__Problem details__
What lines in the material hold the string "Canvas"? Return every one of them.

=== Section Start ===

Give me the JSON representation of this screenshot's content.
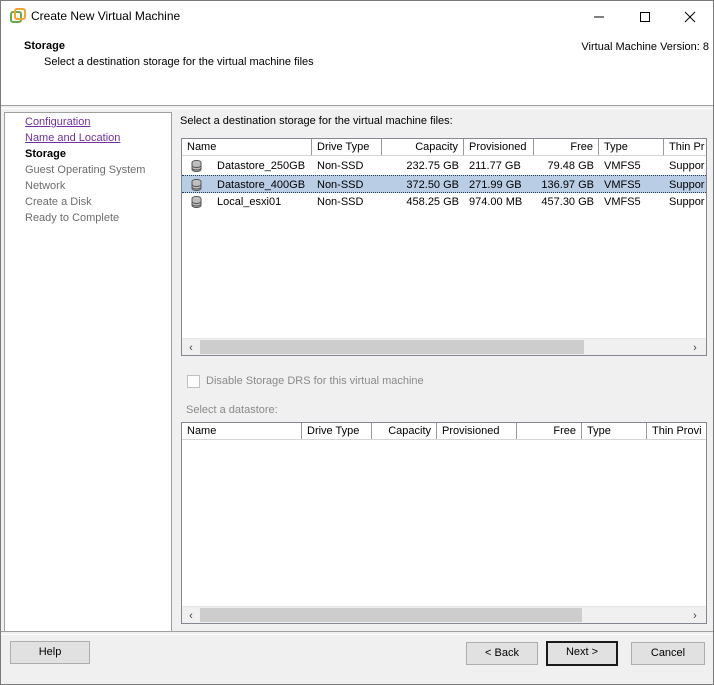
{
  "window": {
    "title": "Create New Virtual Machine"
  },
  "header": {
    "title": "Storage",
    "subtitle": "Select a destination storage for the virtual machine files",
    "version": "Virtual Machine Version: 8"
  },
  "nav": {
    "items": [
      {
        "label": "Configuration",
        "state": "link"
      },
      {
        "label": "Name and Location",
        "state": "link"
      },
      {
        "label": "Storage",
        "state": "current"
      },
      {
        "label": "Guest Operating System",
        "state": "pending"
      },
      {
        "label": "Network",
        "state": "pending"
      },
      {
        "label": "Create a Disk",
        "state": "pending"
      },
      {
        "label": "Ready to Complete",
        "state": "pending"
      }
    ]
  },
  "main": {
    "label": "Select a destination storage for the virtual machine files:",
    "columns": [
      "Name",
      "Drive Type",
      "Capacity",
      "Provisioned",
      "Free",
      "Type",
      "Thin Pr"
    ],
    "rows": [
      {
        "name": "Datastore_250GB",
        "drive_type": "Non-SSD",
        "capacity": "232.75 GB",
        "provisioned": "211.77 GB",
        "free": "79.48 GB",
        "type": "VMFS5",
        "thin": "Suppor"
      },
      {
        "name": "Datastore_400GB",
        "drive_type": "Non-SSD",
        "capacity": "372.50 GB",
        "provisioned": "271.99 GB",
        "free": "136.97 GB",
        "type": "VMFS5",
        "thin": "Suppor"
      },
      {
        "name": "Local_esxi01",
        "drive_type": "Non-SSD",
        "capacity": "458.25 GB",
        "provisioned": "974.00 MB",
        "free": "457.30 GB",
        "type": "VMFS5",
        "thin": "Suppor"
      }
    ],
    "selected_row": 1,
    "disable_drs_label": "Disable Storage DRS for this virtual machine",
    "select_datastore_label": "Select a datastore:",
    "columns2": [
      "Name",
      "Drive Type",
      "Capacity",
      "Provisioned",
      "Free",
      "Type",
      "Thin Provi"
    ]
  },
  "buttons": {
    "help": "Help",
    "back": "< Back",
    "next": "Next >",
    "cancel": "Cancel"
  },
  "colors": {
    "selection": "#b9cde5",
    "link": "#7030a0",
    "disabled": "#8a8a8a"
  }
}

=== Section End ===
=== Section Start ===

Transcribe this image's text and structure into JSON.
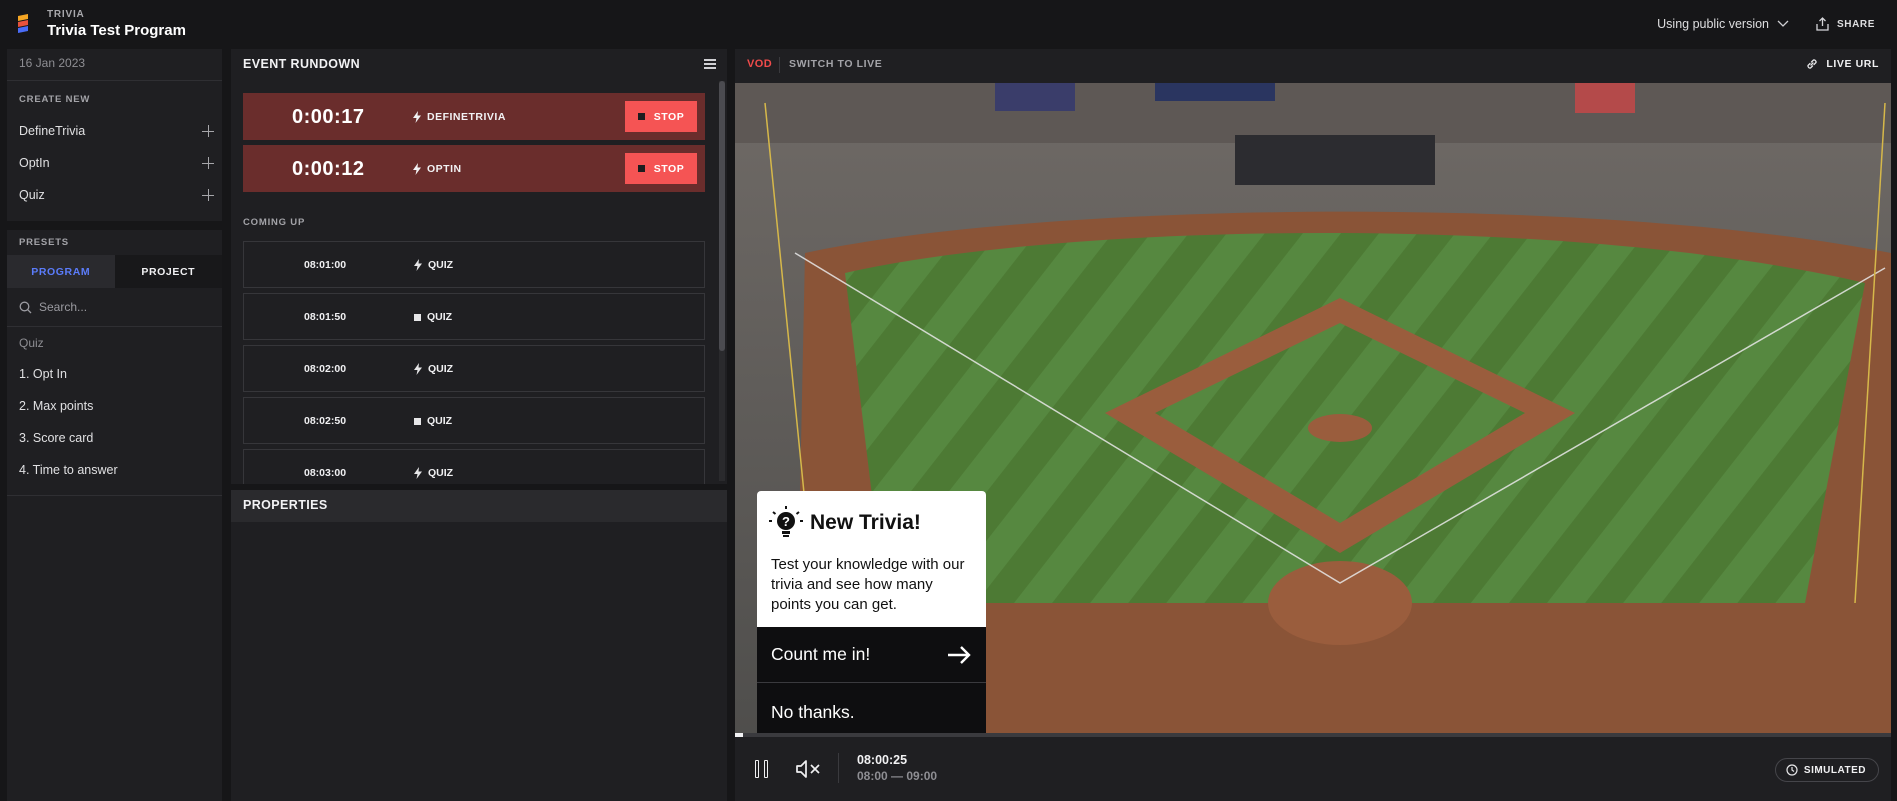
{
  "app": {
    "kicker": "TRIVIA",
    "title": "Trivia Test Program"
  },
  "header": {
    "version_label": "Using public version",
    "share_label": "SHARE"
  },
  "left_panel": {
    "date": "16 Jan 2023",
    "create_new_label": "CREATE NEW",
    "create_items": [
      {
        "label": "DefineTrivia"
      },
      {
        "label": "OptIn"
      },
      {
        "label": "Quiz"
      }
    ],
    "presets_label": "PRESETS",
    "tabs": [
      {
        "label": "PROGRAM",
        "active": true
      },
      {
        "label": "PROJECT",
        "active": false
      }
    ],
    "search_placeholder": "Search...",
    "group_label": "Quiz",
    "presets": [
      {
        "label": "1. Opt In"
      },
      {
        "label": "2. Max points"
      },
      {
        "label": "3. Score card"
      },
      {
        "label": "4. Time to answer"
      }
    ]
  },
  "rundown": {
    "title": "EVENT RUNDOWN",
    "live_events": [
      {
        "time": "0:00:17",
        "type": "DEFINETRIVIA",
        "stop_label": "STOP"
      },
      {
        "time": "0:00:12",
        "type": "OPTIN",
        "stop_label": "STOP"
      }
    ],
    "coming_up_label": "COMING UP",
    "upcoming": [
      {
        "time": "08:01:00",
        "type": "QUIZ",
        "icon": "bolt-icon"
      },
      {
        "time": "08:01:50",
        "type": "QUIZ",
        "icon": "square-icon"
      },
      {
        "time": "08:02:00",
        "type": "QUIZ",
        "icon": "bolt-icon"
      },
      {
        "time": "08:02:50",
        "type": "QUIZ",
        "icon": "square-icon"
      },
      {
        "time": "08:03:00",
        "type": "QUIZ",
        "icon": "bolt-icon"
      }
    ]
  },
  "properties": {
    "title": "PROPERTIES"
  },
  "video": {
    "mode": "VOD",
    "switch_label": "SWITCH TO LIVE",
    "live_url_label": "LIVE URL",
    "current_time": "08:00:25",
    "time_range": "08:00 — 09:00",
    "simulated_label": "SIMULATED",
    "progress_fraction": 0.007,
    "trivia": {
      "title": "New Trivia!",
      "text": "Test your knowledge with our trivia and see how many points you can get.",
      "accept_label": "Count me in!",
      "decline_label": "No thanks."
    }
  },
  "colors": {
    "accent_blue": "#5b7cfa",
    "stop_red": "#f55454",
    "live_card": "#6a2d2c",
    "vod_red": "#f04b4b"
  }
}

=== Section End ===
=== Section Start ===

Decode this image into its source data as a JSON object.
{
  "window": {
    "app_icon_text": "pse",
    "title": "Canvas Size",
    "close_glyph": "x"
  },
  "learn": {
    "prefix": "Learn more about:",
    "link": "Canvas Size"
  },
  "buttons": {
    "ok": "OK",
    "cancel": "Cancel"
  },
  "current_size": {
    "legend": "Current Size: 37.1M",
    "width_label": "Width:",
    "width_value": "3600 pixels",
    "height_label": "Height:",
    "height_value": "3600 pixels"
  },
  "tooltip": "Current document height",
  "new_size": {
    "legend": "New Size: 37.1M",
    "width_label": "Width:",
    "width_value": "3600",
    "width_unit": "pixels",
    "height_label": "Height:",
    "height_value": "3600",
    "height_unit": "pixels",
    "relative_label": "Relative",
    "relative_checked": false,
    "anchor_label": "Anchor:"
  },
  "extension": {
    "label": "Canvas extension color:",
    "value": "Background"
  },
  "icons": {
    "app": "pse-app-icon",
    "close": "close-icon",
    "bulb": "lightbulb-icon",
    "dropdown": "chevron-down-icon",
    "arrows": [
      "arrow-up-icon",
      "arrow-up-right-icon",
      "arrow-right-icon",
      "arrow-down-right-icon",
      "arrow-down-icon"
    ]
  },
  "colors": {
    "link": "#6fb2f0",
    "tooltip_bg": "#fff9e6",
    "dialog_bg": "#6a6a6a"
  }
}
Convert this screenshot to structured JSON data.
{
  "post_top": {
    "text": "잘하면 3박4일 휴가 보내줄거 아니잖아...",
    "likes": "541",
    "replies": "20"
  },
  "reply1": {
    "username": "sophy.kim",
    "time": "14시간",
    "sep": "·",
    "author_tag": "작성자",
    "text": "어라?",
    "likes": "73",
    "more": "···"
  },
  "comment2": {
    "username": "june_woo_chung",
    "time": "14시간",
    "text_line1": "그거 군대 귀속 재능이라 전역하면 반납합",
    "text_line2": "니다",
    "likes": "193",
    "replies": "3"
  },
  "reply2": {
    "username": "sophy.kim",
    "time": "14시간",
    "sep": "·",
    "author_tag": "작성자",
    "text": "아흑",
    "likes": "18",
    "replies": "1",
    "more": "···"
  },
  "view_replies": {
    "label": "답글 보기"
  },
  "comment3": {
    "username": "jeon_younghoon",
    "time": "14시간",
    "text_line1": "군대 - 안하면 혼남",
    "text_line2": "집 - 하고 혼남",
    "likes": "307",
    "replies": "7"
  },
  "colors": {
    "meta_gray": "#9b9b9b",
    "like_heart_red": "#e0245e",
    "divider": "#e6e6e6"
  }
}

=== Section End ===

__Result of the task__
    "title": "Canvas Size",
    "link": "Canvas Size"
    "label": "Canvas extension color:",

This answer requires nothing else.